Monday, November 19, 2007
Come, Clothe Yourself with Compassion
"Compassion is something other than pity. Pity suggests distance, even a certain condesendence. [When] I give some money to a beggar on the streets of Toronto or New York City, but I do not look at him in the eyes, sit down with him or talk with him, I am really too busy to really pay attention to the man who reaches out to me. My money replaces my personal attention.

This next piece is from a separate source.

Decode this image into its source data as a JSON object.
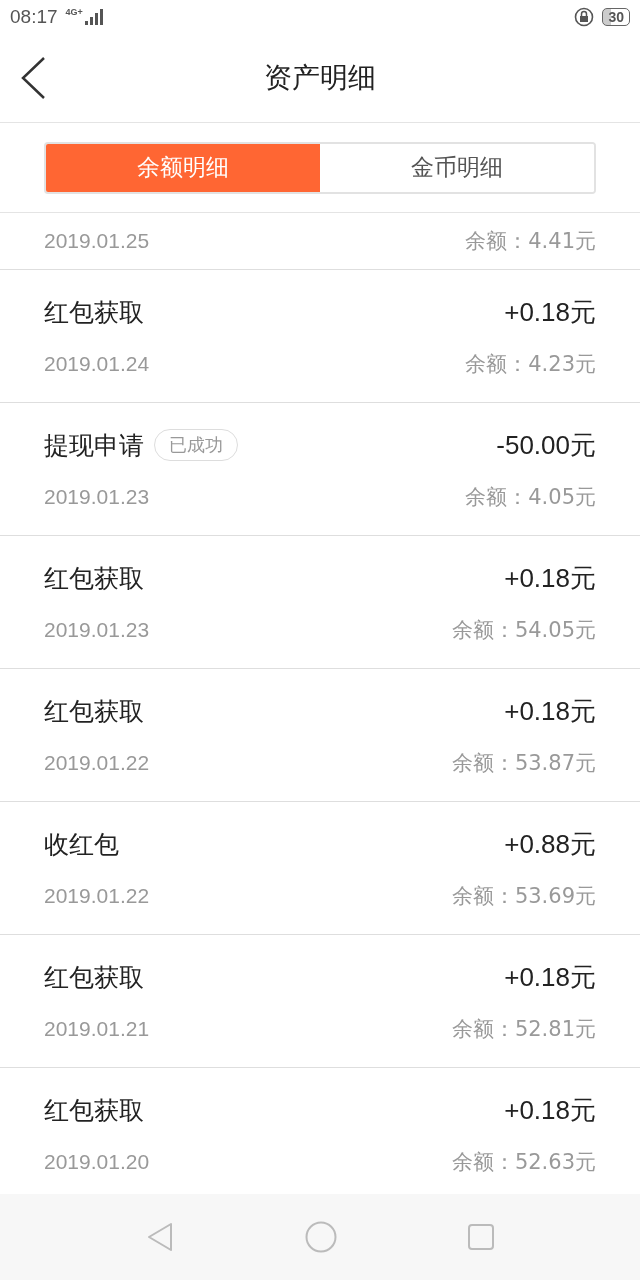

"Compassion means to become close to the one who suffers. But we can come close to another person only when we are willing to become vulnerable ourselves [and to admit to failures, brokenness and shortcomings]. This is perhaps, the main reason that we sometimes find it easier to show pity than compassion. The suffering person calls us to become aware of our own suffering. How can I respond to someone's loneliness unless I am in touch with my own experience of loneliness? How can I be close to handicapped people when I refuse to acknowledge my own handicaps? How can I be with the poor [and homeless] when I am unwilling to confess my own poverty?" by Henri Nouwen